Americans give away a grand total of $24 billion a year, arts consultant Dan Kierman told 50 members of local performing visual arts organizations last weekend, "so there's room for your new project. There's even more room for your proven, established project.
"That is, if you have your act together," he added.
Kierman is director of Arts D.C., an employment program for artists funded under the federal Comprehensive Employment and Training Act (CETA). He spoke at the second of four free, all-day workshops in arts management at American University, and the topic was fundraising.
For an arts group, staying alive usually has as much to do with the ability to raise money as the ability to put on a good show.
The crunch can come to big and small companies alike. In 1974, Washington's National Ballet folded for lack of support. The Washington Theater lab plans to close permanently on May 1 after five years of searching for a suitable permanent performing space within its budget. And there are countless groups that never raised enough money to fulfill their plans and make a name for themselves.
So Arts D.C., the American University graduate program in arts management, and the Support Center, a kind of non-profit management consulting firm for other non-profit organizations, have joined together as the "Arts Management Resource Program" to offer advice. They are inviting members of about 250 local arts organizations, ranging from the Folger Theater to brand-new neighborhood groups, to workshops on fundraising, financial management, publicity, and other management issues.
Last weekend, Patrick Hayes, managing director of the Washington Performing Arts Society, discussed how to look someone straight in the eye and ask for money - big money. Sharon Williams, director of Arena Stage Associates, talked about developing mailing lists and soliciting funds through the mail. James Maxwell, a professional fundraiser for 17 years, and former development director for the National Symphony, discussed how to track down and apply for government and foundation grants.
Staff members of the Arts Management Resource Program also offer individual counseling on such issues, on a regular basis. Four of the arts consultants work out of the Support Center, 1424 16th St. NW, which provides consulting services to all types of non-profit public interest groups.
Because the four staff positions are paid by a federal grant, under the CETA jobs training program, the consulting services are free. So far, 18 local arts organizations have gone there for assistance.
The most common problem of arts organizations, explains Support Center director John Boruff, is more basic than fundraising: While their members have strong backgrounds in the arts, they may have no background at all in management.
One of the clients of the Support Center, who also attended the fundraising workshop, was Annette Miller, director of Annette's School of Dance at Sacred Heart Church, 16th Street and Park Road NW. A dance teacher for 10 years, Miller decided to found her own school three years ago, to offer instruction in Caribbean, Spanish and other ethnic dances as well as ballet and jazz. Despite a grant from the D.C. Commission on the Arts and Humanities, the school still was struggling to break even.

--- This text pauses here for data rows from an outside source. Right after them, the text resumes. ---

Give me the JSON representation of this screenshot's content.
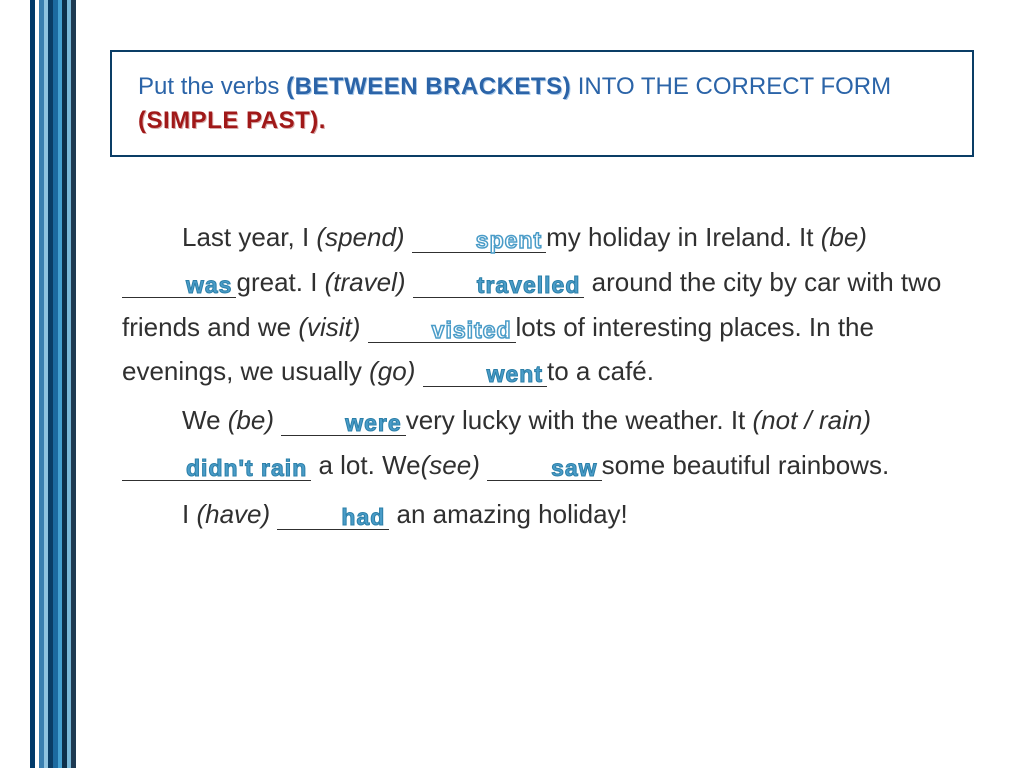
{
  "instruction": {
    "prefix": "Put the verbs ",
    "brackets": "(BETWEEN BRACKETS)",
    "middle": " INTO THE CORRECT FORM ",
    "simple_past": "(SIMPLE PAST)."
  },
  "paragraphs": [
    {
      "segments": [
        {
          "type": "text",
          "value": "Last year, I "
        },
        {
          "type": "hint",
          "value": "(spend)"
        },
        {
          "type": "blank",
          "answer": "spent",
          "style": "outline",
          "width": "med"
        },
        {
          "type": "text",
          "value": "my holiday in Ireland. It "
        },
        {
          "type": "hint",
          "value": "(be)"
        },
        {
          "type": "blank",
          "answer": "was",
          "style": "solid",
          "width": "short"
        },
        {
          "type": "text",
          "value": "great. I "
        },
        {
          "type": "hint",
          "value": "(travel)"
        },
        {
          "type": "blank",
          "answer": "travelled",
          "style": "solid",
          "width": "med"
        },
        {
          "type": "text",
          "value": " around the city by car with two friends and we "
        },
        {
          "type": "hint",
          "value": "(visit)"
        },
        {
          "type": "blank",
          "answer": "visited",
          "style": "outline",
          "width": "med"
        },
        {
          "type": "text",
          "value": "lots of interesting places. In the evenings, we usually "
        },
        {
          "type": "hint",
          "value": "(go)"
        },
        {
          "type": "blank",
          "answer": "went",
          "style": "solid",
          "width": "short"
        },
        {
          "type": "text",
          "value": "to a café."
        }
      ]
    },
    {
      "segments": [
        {
          "type": "text",
          "value": "We "
        },
        {
          "type": "hint",
          "value": "(be)"
        },
        {
          "type": "blank",
          "answer": "were",
          "style": "solid",
          "width": "short"
        },
        {
          "type": "text",
          "value": "very lucky with the weather. It "
        },
        {
          "type": "hint",
          "value": "(not / rain)"
        },
        {
          "type": "blank",
          "answer": "didn't rain",
          "style": "solid",
          "width": "med"
        },
        {
          "type": "text",
          "value": " a lot. We"
        },
        {
          "type": "hint",
          "value": "(see)"
        },
        {
          "type": "blank",
          "answer": "saw",
          "style": "solid",
          "width": "short"
        },
        {
          "type": "text",
          "value": "some beautiful rainbows."
        }
      ]
    },
    {
      "segments": [
        {
          "type": "text",
          "value": "I "
        },
        {
          "type": "hint",
          "value": "(have)"
        },
        {
          "type": "blank",
          "answer": "had",
          "style": "solid",
          "width": "short"
        },
        {
          "type": "text",
          "value": " an amazing holiday!"
        }
      ]
    }
  ]
}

Miller went to the Support Center a few months ago for fundraising advice. First, she said, they sent an auditor to help her set up a bookkeeping system. Then, they explained how to develop a board of directors, and to prepare annual reports and program evaluations to present a strong image to potential contributors.
"When I went to the Support Center, I said, 'Why is it that some people just have a telephone and they can raise money - and here I am slaving away and I can't get it?'" said Miller.
"Now, there is a real difference in administrative quality, and when it comes to fundraising, I have the books to show we're really doing the things I say we do," she continued.
Additional workshops will be offered by the Art Management Resource Program at American University on May 20 and June 17.